From here we headed to Chiang Mai. Although it is quite a lengthy journey - around four hours in total - I would recommend taking this journey by car. The roads are great and it is possible to break it up with a visit to the White Temple - a continuing working project from artist Chaloemchai Khositphiphat. This building is an intricate and breath-taking vision that seems to literally shimmer - even on a cloudy day - and most certainly worth a visit. Another welcome stop on the journey was the hot sulphur springs where our guide cooked an egg in the heat from them. An interesting - if slightly smelly - interlude on the trip! The alternative, should you wish to get to Chiang Mai via a more direct route, is a helicopter transfer between the Four Seasons properties.
The Four Seasons Resort, Chiang Mai is set in thirty two acres of greenery at the foothills of the Mae Rim Valley on the outskirts of Chiang Mai and offers superb views over the city. All of the accommodations are built on stilts around terraced rice paddies and the resort has been designed to sensitively fit in with the natural environment. Guests are able to take part in the harvesting of the rice - which is given away to local communities - and are taught how to plant the rice seedlings in the traditional way. There are buffalos used to work the rice paddies too - animals so synonymous with rice production in these parts - and these gentle and friendly beasts are brought up for guests to meet. They are so well looked after their coats gleam.
There are over 300 temples in Chiang Mai so you really have the pick of which ones to visit; I would definitely recommend the temple set high at 3,500 feet and the highest temple in the city. The views from here are incredible, as is the temple itself. The elaborate and intricate gold detailing is quite awe-inspiring and even more so when we learn that the gold leaf is replaced every two years.
When we return to the resort, I decide to take part in a class at the cooking school. This started with a trip to the market with the chef to select our ingredients and was a fantastic experience being in the midst of the buzzy, busy and bartering atmosphere.
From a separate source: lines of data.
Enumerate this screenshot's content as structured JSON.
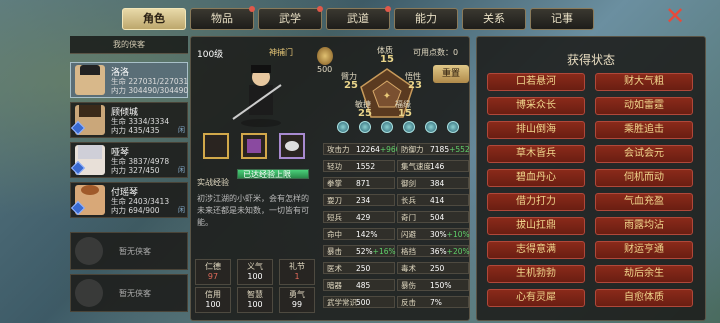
{
  "tabs": [
    {
      "label": "角色",
      "active": true
    },
    {
      "label": "物品",
      "dot": true
    },
    {
      "label": "武学",
      "dot": true
    },
    {
      "label": "武道",
      "dot": true
    },
    {
      "label": "能力",
      "dot": false
    },
    {
      "label": "关系",
      "dot": false
    },
    {
      "label": "记事",
      "dot": false
    }
  ],
  "close_icon": "close-x-icon",
  "roster": {
    "header": "我的侠客",
    "heroes": [
      {
        "name": "洛洛",
        "hp": "生命 227031/227031",
        "mp": "内力 304490/304490"
      },
      {
        "name": "顾倾城",
        "hp": "生命 3334/3334",
        "mp": "内力 435/435",
        "btn": "闲"
      },
      {
        "name": "哑琴",
        "hp": "生命 3837/4978",
        "mp": "内力 327/450",
        "btn": "闲"
      },
      {
        "name": "付瑶琴",
        "hp": "生命 2403/3413",
        "mp": "内力 694/900",
        "btn": "闲"
      }
    ],
    "empty": [
      "暂无侠客",
      "暂无侠客"
    ]
  },
  "char": {
    "level": "100级",
    "faction": "神捕门",
    "rank_value": "500",
    "points_label": "可用点数：0",
    "attr_labels": {
      "tizhi": "体质",
      "binli": "臂力",
      "wuxing": "悟性",
      "minjie": "敏捷",
      "fuyuan": "福缘"
    },
    "attr_values": {
      "tizhi": "15",
      "binli": "25",
      "wuxing": "23",
      "minjie": "25",
      "fuyuan": "15"
    },
    "reset": "重置",
    "exp_label": "实战经验",
    "exp_status": "已达经验上限",
    "exp_progress": 1,
    "desc": "初涉江湖的小虾米，会有怎样的未来还都是未知数，一切皆有可能。",
    "virtues": [
      {
        "k": "仁德",
        "v": "97"
      },
      {
        "k": "义气",
        "v": "100"
      },
      {
        "k": "礼节",
        "v": "1"
      },
      {
        "k": "信用",
        "v": "100"
      },
      {
        "k": "智慧",
        "v": "100"
      },
      {
        "k": "勇气",
        "v": "99"
      }
    ]
  },
  "stats_left": [
    {
      "k": "攻击力",
      "v": "12264",
      "p": "+960"
    },
    {
      "k": "轻功",
      "v": "1552"
    },
    {
      "k": "拳掌",
      "v": "871"
    },
    {
      "k": "耍刀",
      "v": "234"
    },
    {
      "k": "短兵",
      "v": "429"
    },
    {
      "k": "命中",
      "v": "142%"
    },
    {
      "k": "暴击",
      "v": "52%",
      "p": "+16%"
    },
    {
      "k": "医术",
      "v": "250"
    },
    {
      "k": "暗器",
      "v": "485"
    },
    {
      "k": "武学常识",
      "v": "500"
    }
  ],
  "stats_right": [
    {
      "k": "防御力",
      "v": "7185",
      "p": "+552"
    },
    {
      "k": "集气速度",
      "v": "146"
    },
    {
      "k": "御剑",
      "v": "384"
    },
    {
      "k": "长兵",
      "v": "414"
    },
    {
      "k": "奇门",
      "v": "504"
    },
    {
      "k": "闪避",
      "v": "30%",
      "p": "+10%"
    },
    {
      "k": "格挡",
      "v": "36%",
      "p": "+20%"
    },
    {
      "k": "毒术",
      "v": "250"
    },
    {
      "k": "暴伤",
      "v": "150%"
    },
    {
      "k": "反击",
      "v": "7%"
    }
  ],
  "status": {
    "title": "获得状态",
    "items": [
      "口若悬河",
      "财大气粗",
      "博采众长",
      "动如雷霆",
      "排山倒海",
      "乘胜追击",
      "草木皆兵",
      "会试会元",
      "碧血丹心",
      "伺机而动",
      "借力打力",
      "气血充盈",
      "拔山扛鼎",
      "雨露均沾",
      "志得意满",
      "财运亨通",
      "生机勃勃",
      "劫后余生",
      "心有灵犀",
      "自愈体质"
    ]
  },
  "colors": {
    "accent": "#e8d9a8",
    "gain": "#5fd06a",
    "pill": "#8a2a1a",
    "pill_text": "#f0d68c"
  }
}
When we returned to the school we watched the chef prepare a range of dishes before challenging ourselves to replicate the delicacies. We then sat down to enjoy the fruits of our labours - and it was a delicious feast, although maybe some of our offerings weren't produced with quite the same level of panache as the Thai chef!
The next and final stop on our mini tour of Thailand was the Four Seasons Resort, Koh Samui; an established resort with accommodations set into the hillside that cascade down to the white sand beach and blue sea beyond. It is quite a steep and hilly resort but there are golf buggies that are really efficient at transporting guests around the property with the minimum of fuss and effort; it is this hillside setting that I feel actually makes this a very special resort. From here the views are simply breathtaking. The Gulf of Siam and the surrounding islands stretch out before you; basking in the sun whilst floating in your private villa pool, taking in these spectacular vistas is really something special.
Wherever you are in this resort, there is a sense of seclusion and - as at the Tented Camp - of being immersed in nature. On land, the gym has jungle views and the Spa salas are surrounded by lush vegetation. In the water there is exceptional snorkelling in the Ang Thong Marine Park, or swim out into the shallow lagoon to one of the hammocks and while away the hours suspended above the blue, blue sea. Exquisite!
This trip really gave me a taste of how much Thailand has to offer. Such a melting pot of experiences, visions, tastes, smells, all melded together with the delightful and gracious Thai charm.